Under the installment-loan proposal, found in house Bill 1922 and Senate Bill 5899, customers could borrow as much as $1,000 for about one year. A $700 loan under that system would cost borrowers $495 in interest and fees if held for half per year. In case loan have been paid over per year that is borrowers that are full invest $879 in interest and fees.

The installment loans would accrue interest over time — giving borrowers an incentive to cover them down early, backers note unlike pay day loans, which charge charges at the start. For example, a $700 loan reimbursed in two weeks would amount just $38 in expenses.

Moneytree CEO Dennis Bassford says he’s frustrated by the opposition to your idea, which mimics the Colorado legislation that is been praised by way of a true quantity for the customer this is certainly same bashing the idea appropriate right here. a comparable installment-loan idea have been defeated by experts in to the Washington Legislature year or two ago.

Moneytree has branches in Colorado. Bassford claims he didn’t provide the Colorado legislation with regards to wound up being imposed 5 years ago, but is here to see many borrowers select the stretched-out installment loans, as opposed to pay that is short-term loans where the entire balance comes due in 2-3 days.

“I realized in Colorado which our clients much like the affordability,” he said in a conference, such as the entire industry may transfer to the installment model.

In Washington, meanwhile, Bassford claims clients hate the payday-loan system along with its eight-loan limitation. In testimony as much as a Senate committee recently, he blasted the limitation as “paternalistic rationing” and reported it truly is leading some clients to take into consideration illegal loan providers which can be online.

Creditors wounded

There’s definitely without doubt Washington’s restrictive legislation has damaged the company enterprise of Moneytree and also other pay day loan providers.

Total payday advances right the following have actually plummeted from significantly more than $1.3 billion year that is last $331 million in 2013, the entire year that is final which numbers are available, based on the state dept. of finance organizations. What amount of payday-lending stores has shrunk from 494 to 174 over that timeframe.

Professionals related to industry say that’s proof success.
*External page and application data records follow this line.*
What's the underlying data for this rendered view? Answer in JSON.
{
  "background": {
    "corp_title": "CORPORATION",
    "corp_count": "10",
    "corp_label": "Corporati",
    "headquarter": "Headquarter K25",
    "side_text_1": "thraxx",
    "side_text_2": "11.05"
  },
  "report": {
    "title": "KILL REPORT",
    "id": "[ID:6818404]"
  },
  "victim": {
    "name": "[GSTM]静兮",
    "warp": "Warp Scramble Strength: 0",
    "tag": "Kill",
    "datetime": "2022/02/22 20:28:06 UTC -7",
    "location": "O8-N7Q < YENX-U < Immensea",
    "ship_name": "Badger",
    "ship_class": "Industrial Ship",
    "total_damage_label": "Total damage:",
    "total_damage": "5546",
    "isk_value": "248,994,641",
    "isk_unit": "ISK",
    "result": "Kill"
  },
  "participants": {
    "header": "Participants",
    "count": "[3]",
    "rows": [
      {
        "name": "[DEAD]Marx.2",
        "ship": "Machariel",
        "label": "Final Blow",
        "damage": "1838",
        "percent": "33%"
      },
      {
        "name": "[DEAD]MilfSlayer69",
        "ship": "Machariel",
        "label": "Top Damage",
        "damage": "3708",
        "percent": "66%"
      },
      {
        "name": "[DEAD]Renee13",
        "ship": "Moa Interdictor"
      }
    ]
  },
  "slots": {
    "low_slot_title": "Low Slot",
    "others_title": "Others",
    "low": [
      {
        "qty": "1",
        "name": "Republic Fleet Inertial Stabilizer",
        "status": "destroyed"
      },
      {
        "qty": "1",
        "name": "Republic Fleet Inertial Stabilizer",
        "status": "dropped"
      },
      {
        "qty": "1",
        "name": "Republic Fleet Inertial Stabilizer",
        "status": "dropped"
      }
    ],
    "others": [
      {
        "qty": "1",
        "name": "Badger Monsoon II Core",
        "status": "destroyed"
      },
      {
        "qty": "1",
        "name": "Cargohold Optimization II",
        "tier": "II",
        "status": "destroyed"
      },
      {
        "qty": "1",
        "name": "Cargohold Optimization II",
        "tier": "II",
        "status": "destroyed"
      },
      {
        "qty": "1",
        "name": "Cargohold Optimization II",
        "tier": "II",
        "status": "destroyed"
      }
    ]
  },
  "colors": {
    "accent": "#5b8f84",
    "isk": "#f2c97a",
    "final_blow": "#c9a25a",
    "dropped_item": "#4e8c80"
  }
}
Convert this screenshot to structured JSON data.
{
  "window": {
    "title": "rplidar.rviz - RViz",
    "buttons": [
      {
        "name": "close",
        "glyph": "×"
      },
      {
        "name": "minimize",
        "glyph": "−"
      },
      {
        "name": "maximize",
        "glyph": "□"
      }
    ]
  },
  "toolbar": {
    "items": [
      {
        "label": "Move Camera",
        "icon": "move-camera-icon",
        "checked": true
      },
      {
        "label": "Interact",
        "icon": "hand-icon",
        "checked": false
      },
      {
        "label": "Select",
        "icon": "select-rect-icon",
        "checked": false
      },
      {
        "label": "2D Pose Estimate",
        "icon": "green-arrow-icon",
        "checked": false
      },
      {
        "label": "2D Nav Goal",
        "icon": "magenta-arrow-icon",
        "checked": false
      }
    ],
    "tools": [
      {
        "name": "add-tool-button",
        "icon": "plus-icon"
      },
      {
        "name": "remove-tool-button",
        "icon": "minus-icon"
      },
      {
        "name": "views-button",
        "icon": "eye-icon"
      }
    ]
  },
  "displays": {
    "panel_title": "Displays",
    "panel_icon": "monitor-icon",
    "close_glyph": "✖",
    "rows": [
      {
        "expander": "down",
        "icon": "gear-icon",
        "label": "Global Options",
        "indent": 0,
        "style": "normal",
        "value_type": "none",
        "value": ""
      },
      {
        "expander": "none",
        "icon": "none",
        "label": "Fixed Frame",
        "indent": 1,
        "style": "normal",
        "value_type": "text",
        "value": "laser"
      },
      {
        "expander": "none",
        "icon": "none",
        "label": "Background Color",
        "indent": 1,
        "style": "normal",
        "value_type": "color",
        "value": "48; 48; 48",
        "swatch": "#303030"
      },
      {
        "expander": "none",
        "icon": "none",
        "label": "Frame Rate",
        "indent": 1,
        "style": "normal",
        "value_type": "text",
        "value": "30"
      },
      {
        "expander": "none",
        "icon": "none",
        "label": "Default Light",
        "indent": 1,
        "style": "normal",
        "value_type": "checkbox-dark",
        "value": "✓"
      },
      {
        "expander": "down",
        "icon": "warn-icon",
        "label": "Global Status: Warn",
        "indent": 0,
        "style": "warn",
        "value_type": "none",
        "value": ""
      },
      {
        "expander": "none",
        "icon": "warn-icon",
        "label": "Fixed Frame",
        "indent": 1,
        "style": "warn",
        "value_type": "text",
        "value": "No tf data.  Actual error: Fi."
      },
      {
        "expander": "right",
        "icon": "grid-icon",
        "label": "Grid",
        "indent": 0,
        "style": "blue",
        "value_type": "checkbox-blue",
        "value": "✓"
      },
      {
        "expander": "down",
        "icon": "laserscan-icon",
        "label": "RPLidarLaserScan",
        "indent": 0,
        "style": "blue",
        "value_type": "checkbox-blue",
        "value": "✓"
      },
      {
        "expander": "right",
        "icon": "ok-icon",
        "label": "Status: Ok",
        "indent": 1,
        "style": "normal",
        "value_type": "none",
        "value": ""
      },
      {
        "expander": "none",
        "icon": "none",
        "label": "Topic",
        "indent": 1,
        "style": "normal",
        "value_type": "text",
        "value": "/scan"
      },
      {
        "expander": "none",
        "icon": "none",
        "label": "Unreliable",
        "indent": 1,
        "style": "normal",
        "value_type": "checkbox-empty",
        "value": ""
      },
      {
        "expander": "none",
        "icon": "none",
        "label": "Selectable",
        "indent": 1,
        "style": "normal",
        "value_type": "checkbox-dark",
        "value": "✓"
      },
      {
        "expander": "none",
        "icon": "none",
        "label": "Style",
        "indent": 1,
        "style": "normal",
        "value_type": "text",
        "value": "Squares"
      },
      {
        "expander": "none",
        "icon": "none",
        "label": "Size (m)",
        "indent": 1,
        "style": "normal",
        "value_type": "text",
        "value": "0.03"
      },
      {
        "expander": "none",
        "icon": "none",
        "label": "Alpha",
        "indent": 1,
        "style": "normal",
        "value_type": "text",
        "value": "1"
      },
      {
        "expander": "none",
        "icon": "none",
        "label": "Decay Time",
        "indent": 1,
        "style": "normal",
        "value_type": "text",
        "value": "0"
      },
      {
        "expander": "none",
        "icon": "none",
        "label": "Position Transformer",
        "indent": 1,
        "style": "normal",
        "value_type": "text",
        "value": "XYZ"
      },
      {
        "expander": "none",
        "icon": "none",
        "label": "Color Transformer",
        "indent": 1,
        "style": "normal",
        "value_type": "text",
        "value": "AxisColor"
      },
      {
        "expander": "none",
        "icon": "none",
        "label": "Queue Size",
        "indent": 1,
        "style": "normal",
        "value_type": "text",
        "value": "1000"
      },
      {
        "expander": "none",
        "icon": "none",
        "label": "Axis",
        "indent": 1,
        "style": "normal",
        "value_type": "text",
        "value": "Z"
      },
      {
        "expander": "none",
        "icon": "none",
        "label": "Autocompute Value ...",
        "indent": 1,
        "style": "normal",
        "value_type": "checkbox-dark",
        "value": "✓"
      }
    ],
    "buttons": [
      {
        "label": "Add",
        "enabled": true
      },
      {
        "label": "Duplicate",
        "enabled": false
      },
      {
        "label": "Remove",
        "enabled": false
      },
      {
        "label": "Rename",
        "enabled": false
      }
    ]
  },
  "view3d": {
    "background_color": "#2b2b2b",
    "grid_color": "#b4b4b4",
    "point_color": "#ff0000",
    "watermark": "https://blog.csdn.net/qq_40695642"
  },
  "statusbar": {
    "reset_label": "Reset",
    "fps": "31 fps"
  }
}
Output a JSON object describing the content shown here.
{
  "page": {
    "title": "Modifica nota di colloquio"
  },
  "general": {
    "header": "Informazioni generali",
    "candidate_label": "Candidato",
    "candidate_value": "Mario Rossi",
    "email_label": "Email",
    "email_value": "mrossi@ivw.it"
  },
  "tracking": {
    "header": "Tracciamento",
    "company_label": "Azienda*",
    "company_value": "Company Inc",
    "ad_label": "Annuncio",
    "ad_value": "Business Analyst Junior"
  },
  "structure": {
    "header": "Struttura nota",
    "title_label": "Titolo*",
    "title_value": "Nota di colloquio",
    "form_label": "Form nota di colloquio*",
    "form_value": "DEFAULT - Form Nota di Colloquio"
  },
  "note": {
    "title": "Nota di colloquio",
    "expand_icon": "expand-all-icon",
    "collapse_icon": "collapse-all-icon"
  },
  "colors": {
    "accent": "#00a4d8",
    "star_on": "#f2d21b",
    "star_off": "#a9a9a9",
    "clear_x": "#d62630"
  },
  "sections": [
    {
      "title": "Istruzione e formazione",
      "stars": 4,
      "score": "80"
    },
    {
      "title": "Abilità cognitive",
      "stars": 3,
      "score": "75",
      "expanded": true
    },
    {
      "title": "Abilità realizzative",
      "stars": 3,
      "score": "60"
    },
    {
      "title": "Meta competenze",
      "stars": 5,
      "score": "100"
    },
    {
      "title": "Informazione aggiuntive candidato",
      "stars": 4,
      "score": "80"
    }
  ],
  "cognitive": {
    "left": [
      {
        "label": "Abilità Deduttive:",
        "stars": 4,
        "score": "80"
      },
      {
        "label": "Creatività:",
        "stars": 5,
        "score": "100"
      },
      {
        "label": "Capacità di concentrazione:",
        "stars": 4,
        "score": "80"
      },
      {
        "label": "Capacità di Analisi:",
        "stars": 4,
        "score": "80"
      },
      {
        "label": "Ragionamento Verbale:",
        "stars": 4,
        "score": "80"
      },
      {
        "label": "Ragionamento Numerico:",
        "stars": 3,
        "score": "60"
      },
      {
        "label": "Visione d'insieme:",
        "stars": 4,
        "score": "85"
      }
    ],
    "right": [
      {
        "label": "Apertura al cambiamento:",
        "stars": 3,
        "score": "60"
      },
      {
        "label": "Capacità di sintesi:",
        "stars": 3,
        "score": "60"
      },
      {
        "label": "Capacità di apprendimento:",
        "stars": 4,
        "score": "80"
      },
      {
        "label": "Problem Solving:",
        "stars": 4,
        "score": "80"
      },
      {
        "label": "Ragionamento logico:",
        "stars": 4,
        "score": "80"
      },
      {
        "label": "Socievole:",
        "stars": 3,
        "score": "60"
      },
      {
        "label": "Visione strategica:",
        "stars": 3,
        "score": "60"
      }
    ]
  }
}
They no actual longer hear endless complaints from low-income customers caught in a vicious cycle — taking right out one loan to settle a previous one, as well as in the end accumulating 1000s of dollars with financial obligation.

“Back then it had been the ‘trail of rips’ is precisely that which we called it,” stated Senate Minority Leader Sharon Nelson, D-Maury Island, a respected backer for this year’s legislation. “Why would we as circumstances want to go on and produce another monetary responsibility trap?”

Last week, state Attorney General Bob Ferguson turned out up contrary to the idea in a web page to legislators, saying Washington’s payday-lending system includes essential safeguards for clients “and doesn’t need to be overhauled.”

Pew’s opposition right right here has bill that is irritated, who aim from the team has praised the Colorado system as being a noticable distinction for that state — along with a model for nationwide rules.

But Pew’s Nick Bourke reported that doesn’t recommend Washington should rush to stick to Colorado’s lead. The bills right here would “lead to even worse outcomes for clients” compared as a result of the legislation that is present he previously printed in a contact, suggesting their state keep back before the federal consumer Financial Protection Bureau adopts nationwide laws as being a guideline.

Professionals for the installment-loan proposals note Washington’s system presently includes an installment option being an “offramp” for borrowers who’ve a issue with pay time loans.

Borrowers can change a $700 loan to an installment that is six-month with equal re payments while nonetheless simply paying out the $95 loan cost. an installment that is six-month might cost as much as $495 in charges and interest beneath the proposals in Olympia.

Supporters of the legislation understand that just 12 percent of borrowers here use that present installment option. Instead, many continue to again and again subscribe to the short-term pay check loans, with very nearly one away from five with the maximum eight loans every year.